not rays. They are symbolized the same way--a line segment with
an arrow on one end--but they are very different things. Vectors
have a specified length, rays have infinite length. From this point
on, whenever a line semgent is drawn with an arrow on one end,
assume that it is a ray. If such a figure is a vector, it will be
noted.

Standard position

## We say that an angle is in standard position when its

vertex A is at theorigin of the cordinate system, and its Initial
side AB lies along the positive x-axis. We say that AB has
"swept out" the angle BAC, and that AC is its Terminal side.

## We now think of the terminal side AC as rotating about the

fixed point A. When it rotates in a counter-clockwise direction,
we say that the angle is positive. But when it rotates in a
clockwise direction, as AC', the angle is negative.
When the terminal side AC has rotated 360, it has
completed one full revolution.
Angles can exist anywhere in the coordinate plane where
two rays share a common vertex. If this vertex is at the origin
of the plane and the initial side lies along the positive \$x\$-axis,

## then the angle is said to be in standard position. Some angles

in standard position are shown below.

## Angles in standard position can be classified according to

the quadrant contains their terminal sides. For example, an
angle whose terminal side lies in the first quadrant is called a
first quadrant angle. If the terminal side of an angle lies along
one of the axes, then that angle doesn't lie in one specific
quadrant; it lies along the border of two quadrants. Such
angles are called a quadrantal angle.

## The four quadrants

The x-y plane is divided into four quadrants. The angle begins
in itsstandard position in the first quadrant ( I ). As the angle

## continues -- in the counter-clockwise direction -- we name each

succeeding quadrant.
Why do we name the quadrants in the counter
clockwise direction? Because in what we call
the "first" quadrant, the algebraic signs
of x and y are positive.

Coterminal angles
Angles are coterminal if, when in the standard position, they
have the same terminal side.

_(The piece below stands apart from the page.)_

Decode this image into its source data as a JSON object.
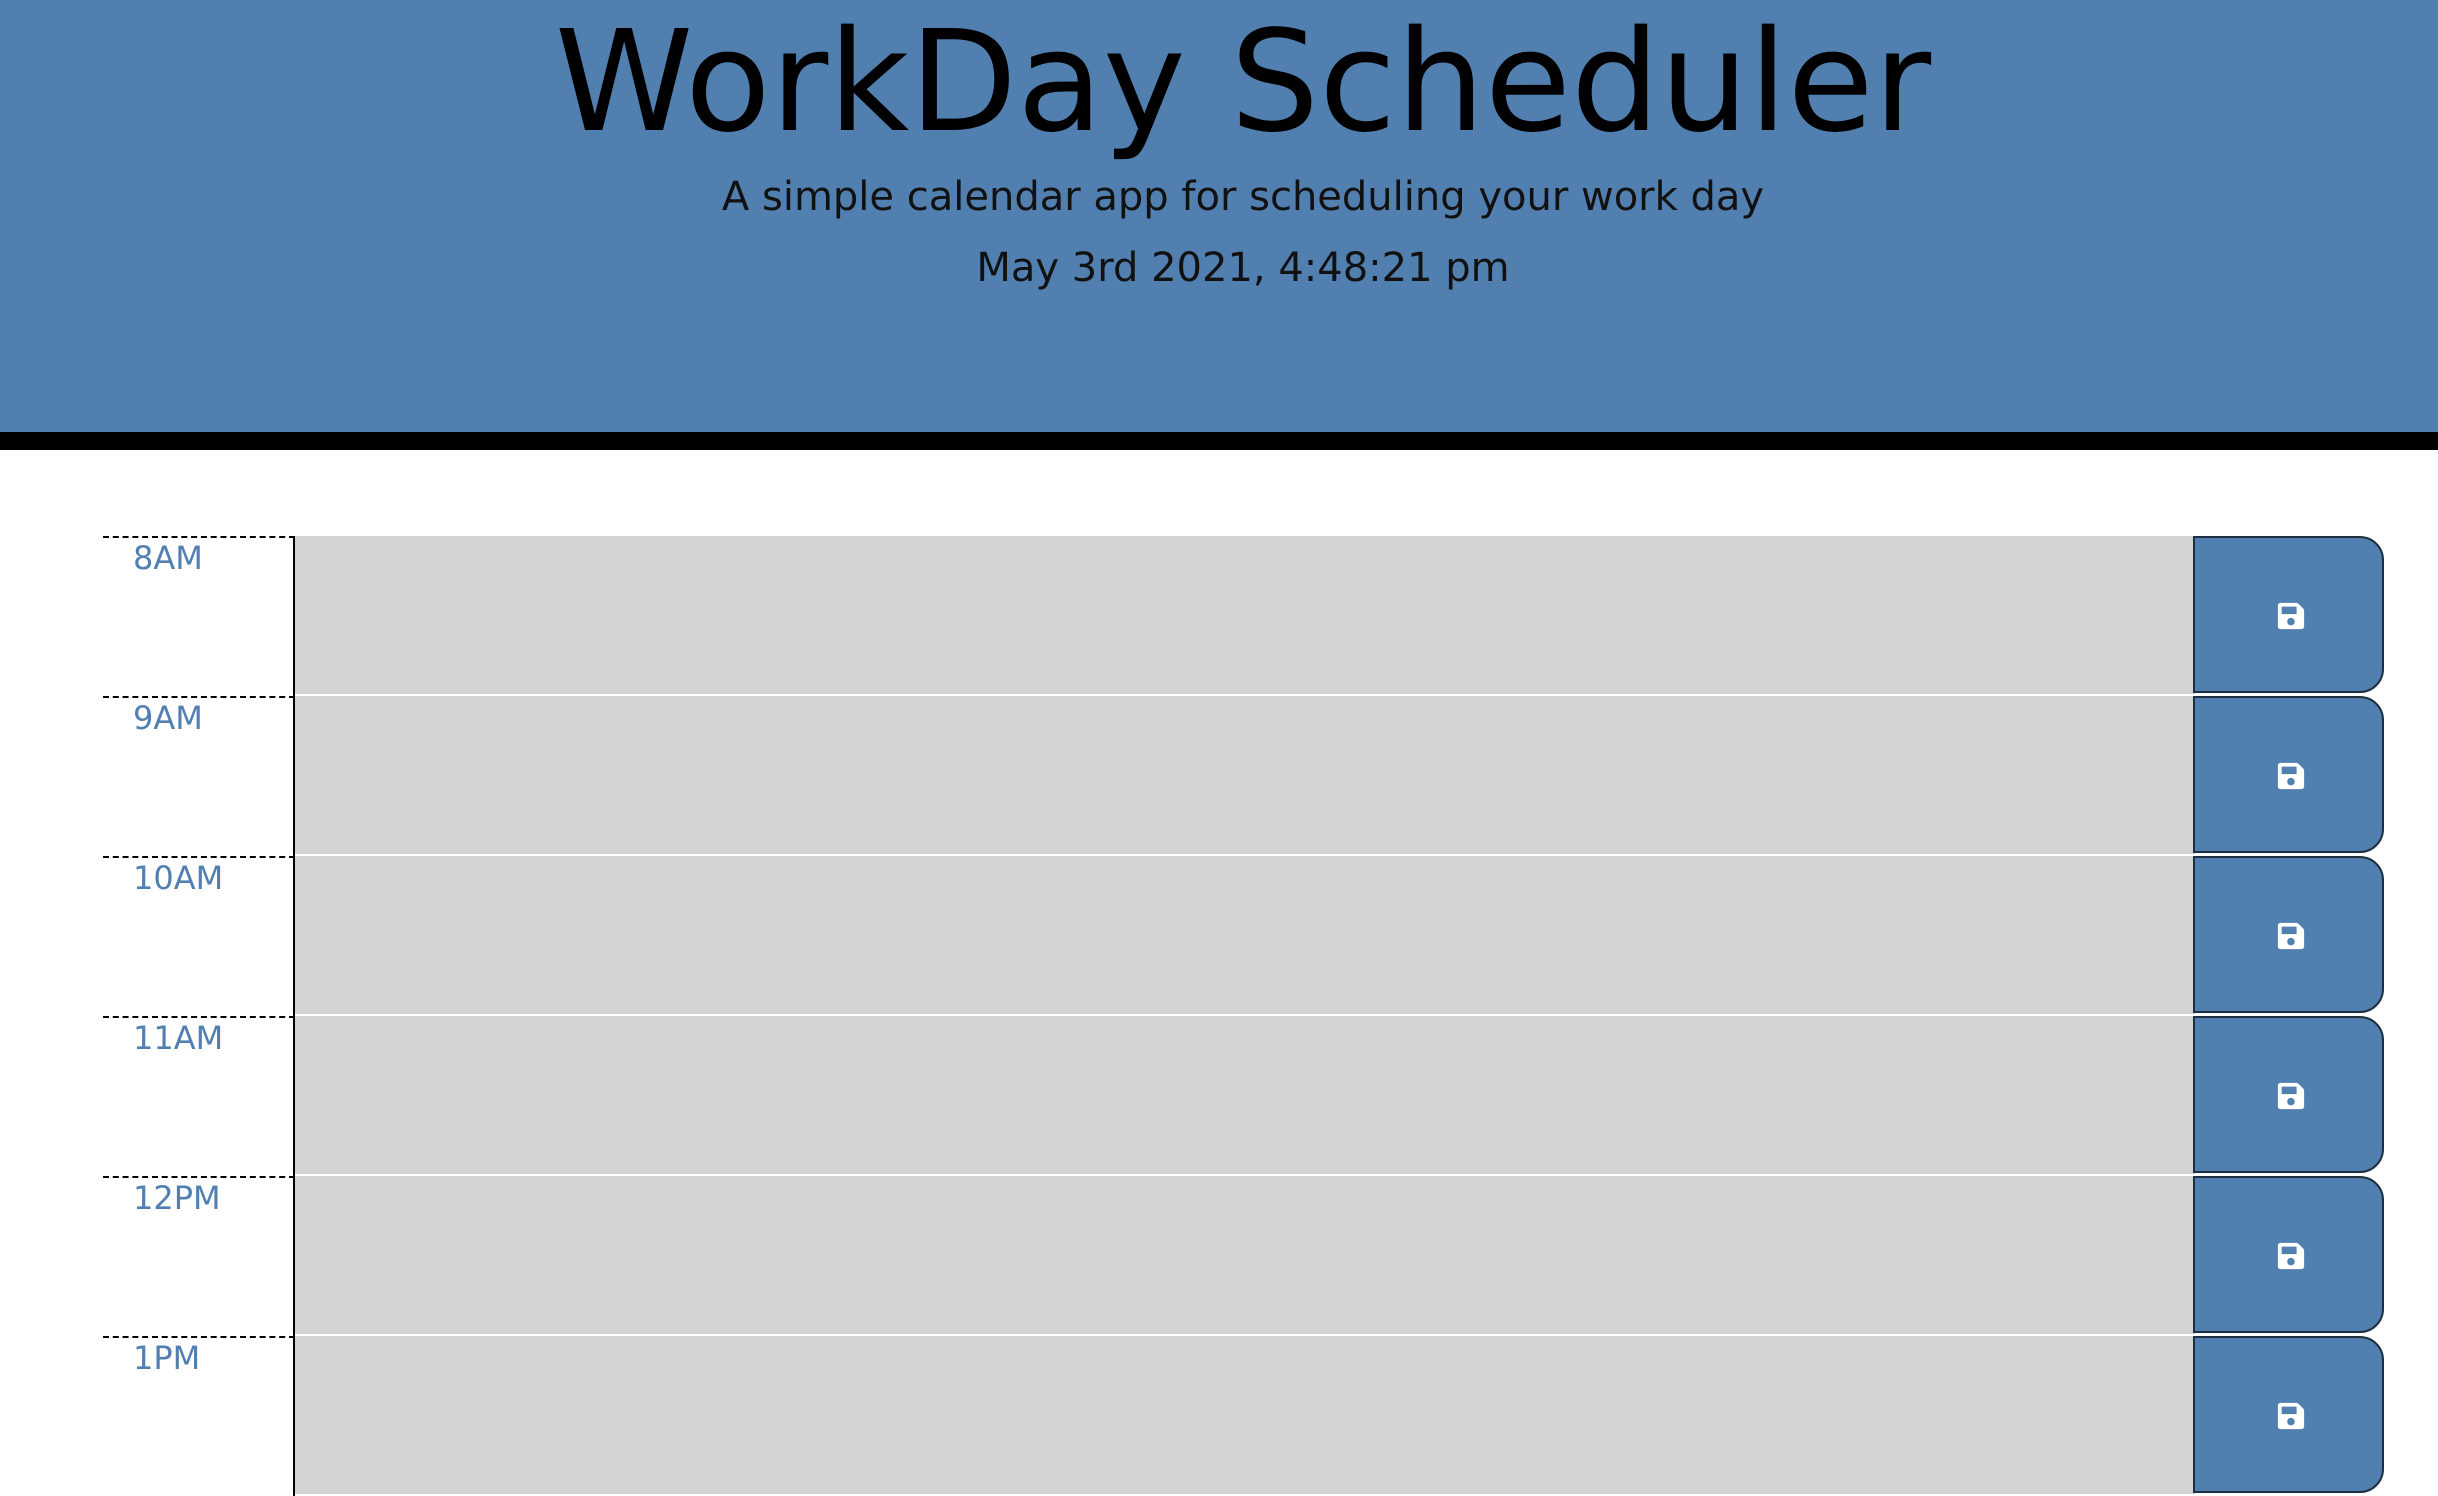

## For example, 30 is coterminal with 360 + 30 = 390.

They have the same terminal side. That is, their terminal
sides are indistinguishable.
Any angle is coterminal with + 360 -- because we are
just going around the circle one complete time.
90 is coterminal with 270. Again, they have the same
terminal side.
Notice: 90 plus 270 = 360. The sum of the absolute
values of those coterminal angles completes the circle.

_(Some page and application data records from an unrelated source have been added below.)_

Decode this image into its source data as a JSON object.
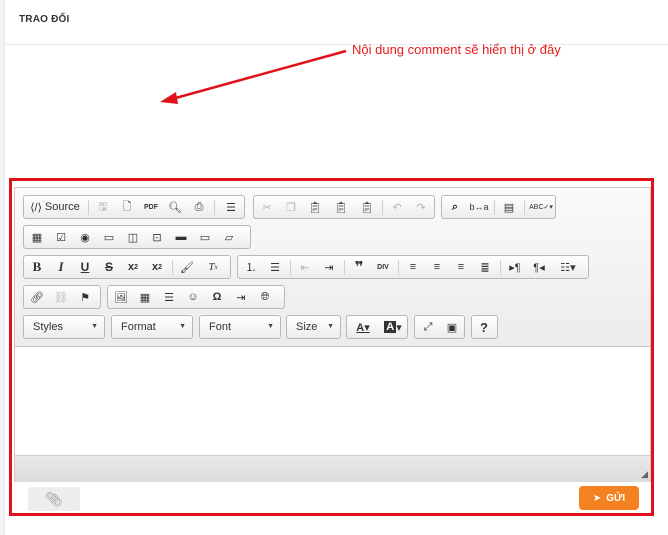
{
  "panel": {
    "title": "TRAO ĐỔI"
  },
  "annotation": {
    "text": "Nội dung comment sẽ hiển thị ở đây"
  },
  "toolbar": {
    "source_label": "Source",
    "styles_label": "Styles",
    "format_label": "Format",
    "font_label": "Font",
    "size_label": "Size",
    "buttons": {
      "save": "save-icon",
      "new_page": "new-page-icon",
      "export_pdf": "pdf-icon",
      "preview": "preview-icon",
      "print": "print-icon",
      "templates": "templates-icon",
      "cut": "cut-icon",
      "copy": "copy-icon",
      "paste": "paste-icon",
      "paste_text": "paste-text-icon",
      "paste_word": "paste-word-icon",
      "undo": "undo-icon",
      "redo": "redo-icon",
      "find": "find-icon",
      "replace": "replace-icon",
      "select_all": "select-all-icon",
      "spellcheck": "spellcheck-icon"
    }
  },
  "footer": {
    "send_label": "GỬI"
  },
  "colors": {
    "accent": "#f58220",
    "annotation": "#e0111a"
  }
}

III. QUIZ
Problem 1. How many degrees corresponds to
each of the following?
a) A third of a revolution
b) A sixth of a revolution
c) Five sixths of a revolution
d) Two revolutions
e) Three revolutions
f) One and a half revolutions

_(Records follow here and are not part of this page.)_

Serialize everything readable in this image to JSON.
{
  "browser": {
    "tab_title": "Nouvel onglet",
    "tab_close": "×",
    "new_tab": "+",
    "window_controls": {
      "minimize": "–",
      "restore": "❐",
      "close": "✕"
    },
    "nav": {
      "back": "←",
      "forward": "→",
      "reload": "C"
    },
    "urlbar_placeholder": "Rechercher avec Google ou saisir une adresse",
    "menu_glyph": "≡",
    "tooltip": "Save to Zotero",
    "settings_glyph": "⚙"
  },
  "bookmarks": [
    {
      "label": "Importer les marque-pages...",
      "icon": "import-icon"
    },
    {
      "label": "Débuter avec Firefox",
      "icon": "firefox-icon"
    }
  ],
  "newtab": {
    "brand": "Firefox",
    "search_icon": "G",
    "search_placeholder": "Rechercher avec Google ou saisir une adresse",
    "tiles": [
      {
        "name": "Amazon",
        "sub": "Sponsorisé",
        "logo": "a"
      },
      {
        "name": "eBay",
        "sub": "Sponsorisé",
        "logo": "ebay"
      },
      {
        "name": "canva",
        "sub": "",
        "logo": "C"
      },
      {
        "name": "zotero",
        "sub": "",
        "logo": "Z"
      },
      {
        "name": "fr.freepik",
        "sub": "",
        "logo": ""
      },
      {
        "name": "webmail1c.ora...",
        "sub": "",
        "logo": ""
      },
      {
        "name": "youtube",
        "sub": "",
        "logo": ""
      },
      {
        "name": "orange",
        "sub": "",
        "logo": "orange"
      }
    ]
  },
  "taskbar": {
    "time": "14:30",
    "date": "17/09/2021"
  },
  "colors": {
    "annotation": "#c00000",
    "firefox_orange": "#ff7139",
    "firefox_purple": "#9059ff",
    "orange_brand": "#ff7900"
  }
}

revolution?
30
360

Answer. 30 is
30
360

of a revolution:
3
36

1
12

## Problem 2. What fraction of a revolution is each of

the following?
a) 60
b) 45
c) 72
Example 2. If the diameter of a circle is 16 cm, how long
is the arc intercepted by a central angle of 45?

## Answer. 45 is one eighth of a full circle. (It is half of 90 ,

which is one quarter.) Now, the full circumference of this
circle is
C = D = 3.14 16 cm.
The intercepted arc is one eighth of the circumference:
3.14 16 8 = 3.14 2 = 6.28 cm

## Problem 3. If the diameter of a circle is 20 in, how long

is the arc intercepted by a central angle of 72?

terminate?
a) 15
b) 15
c) 135
d) 390
e) 100
f) 460

## Problem 5. Name the non-negative angle that is

coterminal with each
of these, and is less than 360.
a) 360
b) 450
c) 20
d) 180
e) 270
f) 720
g) 200

KEY ANSWERS
Problem 1.

## A) A third of 360 = 360 3 = 120

B) 360 6 = 60
C) 5 60 = 300
D) 2 360 = 720
E) 3 360 = 1080
F) 360 + 180 = 540
Problem 2.
A)
60
36

6 =
360

1/6

B)
45/360 =

5/40 = 1/8

C)
72/360 = 8/40 = 1/5

Problem 3.

## We saw in Problem 2c) that 72 is one fifth of a circle.

The circumference of this circle is C = D = 3.14 20
in. The intercepted arc is one fifth of this: 3.14 20
5 = 3.14 4 = 12.56 in.
Problem 4.
a) I

b) IV c) II

f) III.

g) IV.

d) I.

## 710 is 10 less than two revolutions, which

are 720.
Problem 5.

a) 0
b) 90. 450 = 360 + 90
c) 340
d) +180
e) 90
f) 0. 720 = 2 360
g)

160

REFERENCE
http://www.sparknotes.com/math/trigonometry/angles/
http://www.themathpage.com/atrig/measure-angles.htm

AUTHOR